He has four PGA Tour wins, two in Malaysia in the CIMB and two in Hawaii. His friends, including Spieth, chide him, saying he’s never won on the American mainland.

“I mean, it would be special,” he said of this possibility. “It would be special, because it’s the U.S. Open, not because it’s on the mainland. I mean that’s kind of funny to me.”

The way Thomas plays golf is not at all funny, it’s exciting. At the Sony Open in January, he became the seventh player overall and the youngest to shoot a sub-60 round, a 59. Yes, he won.

Whether he wins this Open won’t be determined for another 18 holes, but obviously he’s in a great position after a great round. Then again, so are many others, including last year’s PGA champ, Patrick Reed, a star of the U.S. Ryder Cup team last year, and at 10-under the first-round leader, Rickie Fowler.

“As long as it’s a good tournament,” said Thomas, “I don’t think the USGA cares what the score is. They want a good tournament and an action-packed leaderboard. I mean, to be selfish I hope it isn’t, and I have a day like (Saturday).

“But you don’t know what’s going to happen. That’s the thing.”

Someone could even go out and shoot 63 like Justin Thomas.


Global Golf Post: Thomas Already Has Big-Time Game

By Art Spander
Global Golf Post

PACIFIC PALISADES, CALIFORNIA — This is Hogan's place, actually "Hogan's Alley," a label that stands as surely as does the statue of Ben adjacent to the practice green at Riviera Country Club.

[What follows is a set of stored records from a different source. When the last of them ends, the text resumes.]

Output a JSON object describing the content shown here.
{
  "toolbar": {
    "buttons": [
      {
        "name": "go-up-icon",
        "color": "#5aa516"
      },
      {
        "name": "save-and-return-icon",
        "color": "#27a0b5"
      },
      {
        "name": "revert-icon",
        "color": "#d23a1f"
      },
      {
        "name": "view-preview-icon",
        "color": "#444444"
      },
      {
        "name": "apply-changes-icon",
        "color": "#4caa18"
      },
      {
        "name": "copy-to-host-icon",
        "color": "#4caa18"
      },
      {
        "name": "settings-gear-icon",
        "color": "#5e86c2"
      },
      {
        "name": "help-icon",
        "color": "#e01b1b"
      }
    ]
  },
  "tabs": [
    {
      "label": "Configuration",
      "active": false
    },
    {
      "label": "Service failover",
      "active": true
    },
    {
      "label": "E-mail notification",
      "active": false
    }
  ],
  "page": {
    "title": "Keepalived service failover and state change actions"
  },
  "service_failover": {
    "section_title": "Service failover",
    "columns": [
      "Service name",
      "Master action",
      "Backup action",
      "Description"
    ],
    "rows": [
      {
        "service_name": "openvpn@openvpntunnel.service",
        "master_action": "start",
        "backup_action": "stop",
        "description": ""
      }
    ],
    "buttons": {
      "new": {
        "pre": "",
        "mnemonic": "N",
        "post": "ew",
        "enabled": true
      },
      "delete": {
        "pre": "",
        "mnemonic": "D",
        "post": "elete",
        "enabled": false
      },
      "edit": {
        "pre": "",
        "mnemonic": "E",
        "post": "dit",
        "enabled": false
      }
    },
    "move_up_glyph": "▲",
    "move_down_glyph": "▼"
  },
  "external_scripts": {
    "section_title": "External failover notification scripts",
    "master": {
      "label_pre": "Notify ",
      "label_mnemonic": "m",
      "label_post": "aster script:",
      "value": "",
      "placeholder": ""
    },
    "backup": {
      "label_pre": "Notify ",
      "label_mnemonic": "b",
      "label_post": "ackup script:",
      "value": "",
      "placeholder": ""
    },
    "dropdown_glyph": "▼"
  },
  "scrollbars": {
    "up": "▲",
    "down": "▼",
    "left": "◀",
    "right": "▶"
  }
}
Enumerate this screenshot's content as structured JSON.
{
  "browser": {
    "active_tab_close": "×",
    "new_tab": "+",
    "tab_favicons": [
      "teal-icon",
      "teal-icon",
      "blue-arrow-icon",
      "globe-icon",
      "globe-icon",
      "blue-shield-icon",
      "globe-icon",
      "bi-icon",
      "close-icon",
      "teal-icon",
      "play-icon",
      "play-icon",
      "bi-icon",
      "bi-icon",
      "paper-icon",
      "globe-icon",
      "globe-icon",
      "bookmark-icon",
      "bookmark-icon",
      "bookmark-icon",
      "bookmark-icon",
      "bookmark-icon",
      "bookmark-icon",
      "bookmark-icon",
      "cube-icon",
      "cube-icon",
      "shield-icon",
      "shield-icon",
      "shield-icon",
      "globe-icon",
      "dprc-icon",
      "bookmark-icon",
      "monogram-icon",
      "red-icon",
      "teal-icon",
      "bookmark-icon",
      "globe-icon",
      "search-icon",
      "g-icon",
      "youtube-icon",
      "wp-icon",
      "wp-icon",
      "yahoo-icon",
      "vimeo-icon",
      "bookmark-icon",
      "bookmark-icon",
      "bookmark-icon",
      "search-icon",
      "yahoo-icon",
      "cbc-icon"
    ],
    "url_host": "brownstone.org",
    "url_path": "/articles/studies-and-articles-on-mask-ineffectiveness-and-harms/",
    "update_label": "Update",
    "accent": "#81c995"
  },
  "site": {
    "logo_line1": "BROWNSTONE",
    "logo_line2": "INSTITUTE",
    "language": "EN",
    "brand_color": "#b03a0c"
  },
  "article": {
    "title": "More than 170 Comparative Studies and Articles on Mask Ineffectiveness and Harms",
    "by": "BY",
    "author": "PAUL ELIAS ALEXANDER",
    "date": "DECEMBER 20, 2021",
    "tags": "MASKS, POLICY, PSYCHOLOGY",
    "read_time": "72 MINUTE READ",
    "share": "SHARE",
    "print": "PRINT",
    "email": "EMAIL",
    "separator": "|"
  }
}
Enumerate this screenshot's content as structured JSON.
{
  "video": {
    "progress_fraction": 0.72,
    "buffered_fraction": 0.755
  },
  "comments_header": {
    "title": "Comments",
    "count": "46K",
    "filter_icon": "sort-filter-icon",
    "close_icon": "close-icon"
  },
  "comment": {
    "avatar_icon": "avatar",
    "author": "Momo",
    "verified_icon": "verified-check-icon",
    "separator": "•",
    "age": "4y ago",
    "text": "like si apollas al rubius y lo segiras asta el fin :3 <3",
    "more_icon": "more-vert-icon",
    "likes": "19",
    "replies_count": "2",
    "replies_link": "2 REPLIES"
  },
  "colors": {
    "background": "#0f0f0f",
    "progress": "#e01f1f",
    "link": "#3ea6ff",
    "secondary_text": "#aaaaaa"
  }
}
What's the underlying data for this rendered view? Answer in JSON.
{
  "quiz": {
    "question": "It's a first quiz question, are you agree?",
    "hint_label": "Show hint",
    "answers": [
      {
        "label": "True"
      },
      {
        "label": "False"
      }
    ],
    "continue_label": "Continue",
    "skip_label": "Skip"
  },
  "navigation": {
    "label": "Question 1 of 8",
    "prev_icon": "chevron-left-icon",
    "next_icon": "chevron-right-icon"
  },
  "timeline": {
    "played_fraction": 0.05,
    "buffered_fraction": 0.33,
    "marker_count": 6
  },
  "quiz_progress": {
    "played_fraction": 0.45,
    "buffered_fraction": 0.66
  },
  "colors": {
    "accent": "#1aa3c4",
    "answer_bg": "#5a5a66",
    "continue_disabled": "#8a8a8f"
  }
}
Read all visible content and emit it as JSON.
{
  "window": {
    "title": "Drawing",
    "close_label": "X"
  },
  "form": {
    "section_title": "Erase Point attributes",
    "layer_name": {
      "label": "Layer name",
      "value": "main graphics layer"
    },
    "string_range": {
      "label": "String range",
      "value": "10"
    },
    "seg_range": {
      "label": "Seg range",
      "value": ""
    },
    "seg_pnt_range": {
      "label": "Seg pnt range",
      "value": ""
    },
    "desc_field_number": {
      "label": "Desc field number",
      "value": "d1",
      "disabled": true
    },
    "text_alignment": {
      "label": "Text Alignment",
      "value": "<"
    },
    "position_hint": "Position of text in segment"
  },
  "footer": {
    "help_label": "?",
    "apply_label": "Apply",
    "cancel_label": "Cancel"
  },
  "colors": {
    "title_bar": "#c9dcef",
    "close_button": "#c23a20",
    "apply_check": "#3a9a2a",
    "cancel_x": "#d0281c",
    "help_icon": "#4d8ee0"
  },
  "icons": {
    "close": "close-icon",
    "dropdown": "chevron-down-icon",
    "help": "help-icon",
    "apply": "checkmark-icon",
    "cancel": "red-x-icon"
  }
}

History counts here. History and reputations. Justin Thomas seems destined to create both. "Justin Thomas," said Graham DeLaet, "is part of the future of golf."

Read the full story here.

Copyright 2015 Global Golf Post